--- Directions ---
A faithful, word-for-word copy of the data below is required, without pictures.

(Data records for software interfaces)
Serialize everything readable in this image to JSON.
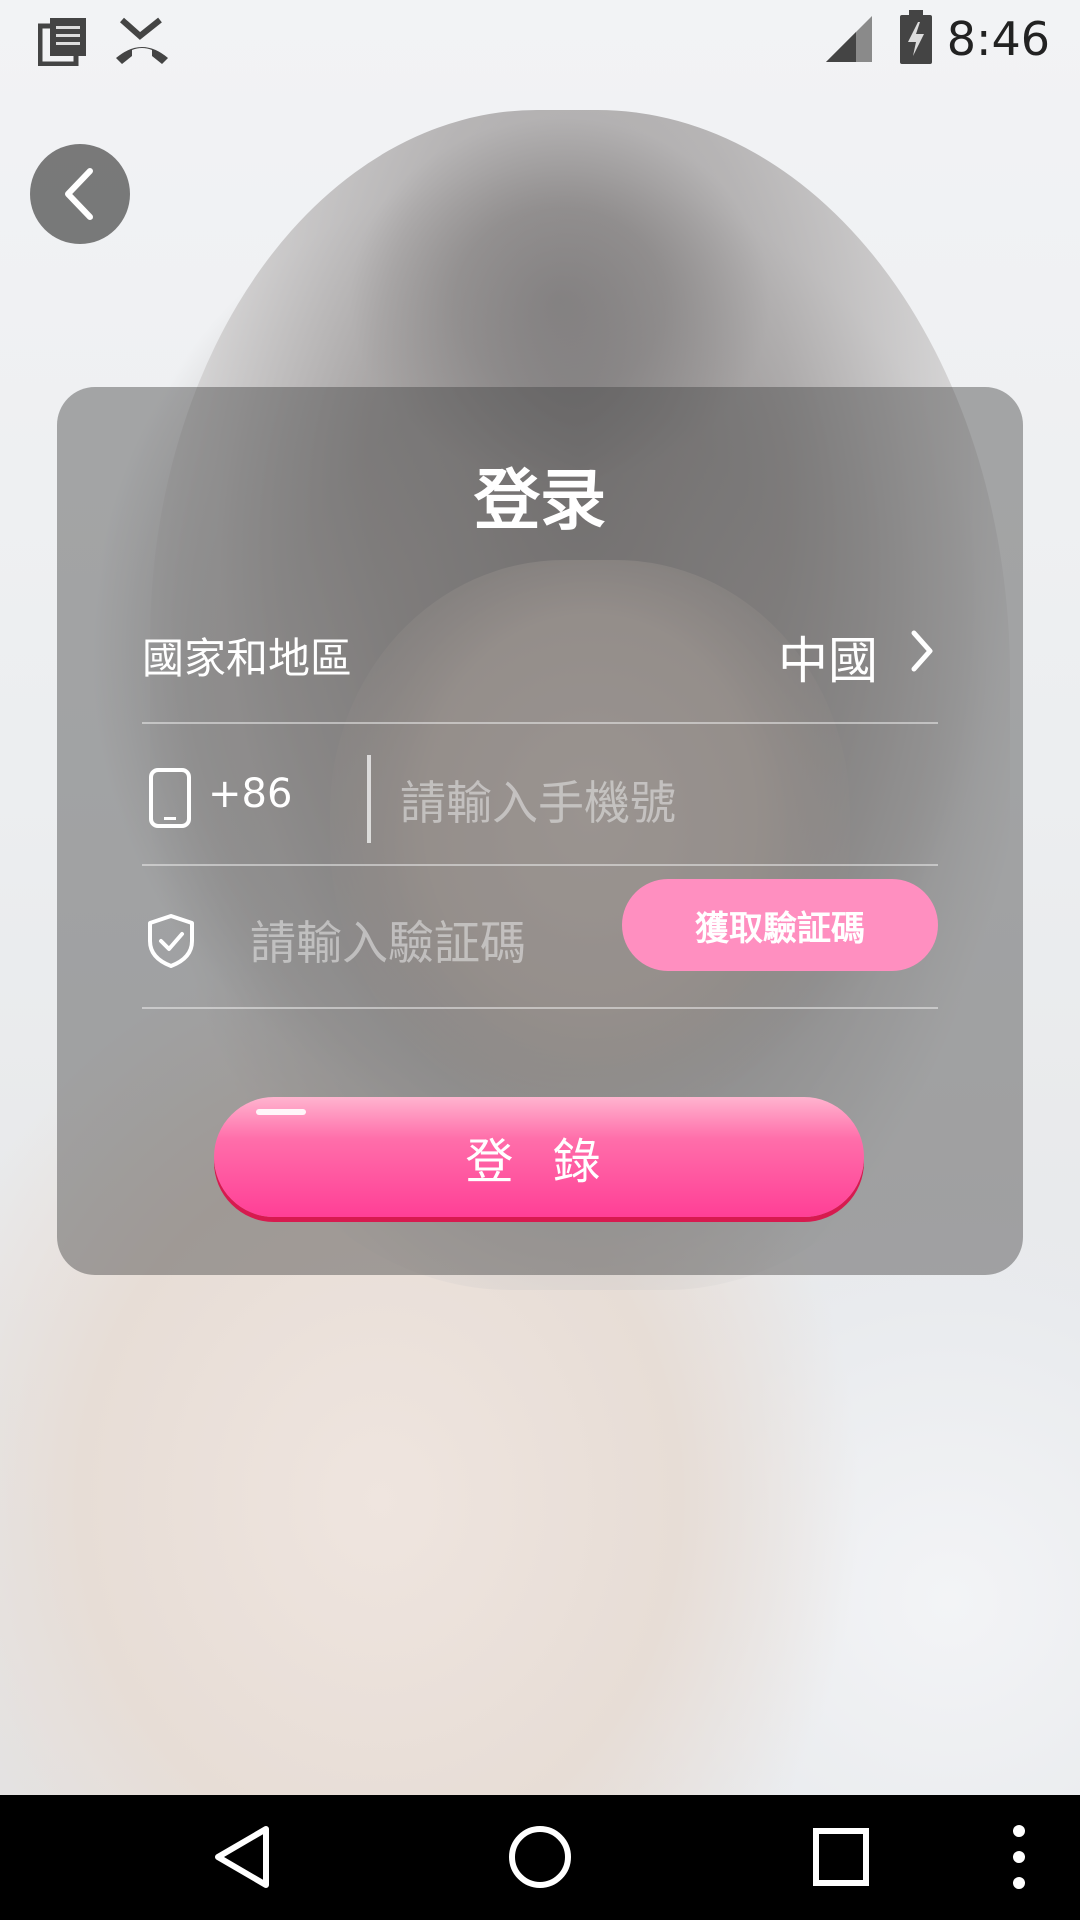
{
  "status_bar": {
    "time": "8:46",
    "icons": [
      "notes-icon",
      "missed-call-icon",
      "signal-icon",
      "battery-charging-icon"
    ]
  },
  "login_card": {
    "title": "登录",
    "region": {
      "label": "國家和地區",
      "value": "中國"
    },
    "phone": {
      "country_code": "+86",
      "placeholder": "請輸入手機號",
      "value": ""
    },
    "verification": {
      "placeholder": "請輸入驗証碼",
      "value": "",
      "get_code_label": "獲取驗証碼"
    },
    "submit_label": "登 錄"
  },
  "colors": {
    "accent_pink": "#ff8fc0",
    "button_pink": "#ff3f96"
  },
  "nav_bar": {
    "icons": [
      "back-icon",
      "home-icon",
      "recents-icon",
      "more-icon"
    ]
  }
}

--- Exercise response ---
Serialize everything readable in this image to JSON.
{
  "status_bar": {
    "time": "8:46",
    "icons": [
      "notes-icon",
      "missed-call-icon",
      "signal-icon",
      "battery-charging-icon"
    ]
  },
  "login_card": {
    "title": "登录",
    "region": {
      "label": "國家和地區",
      "value": "中國"
    },
    "phone": {
      "country_code": "+86",
      "placeholder": "請輸入手機號",
      "value": ""
    },
    "verification": {
      "placeholder": "請輸入驗証碼",
      "value": "",
      "get_code_label": "獲取驗証碼"
    },
    "submit_label": "登 錄"
  },
  "colors": {
    "accent_pink": "#ff8fc0",
    "button_pink": "#ff3f96"
  },
  "nav_bar": {
    "icons": [
      "back-icon",
      "home-icon",
      "recents-icon",
      "more-icon"
    ]
  }
}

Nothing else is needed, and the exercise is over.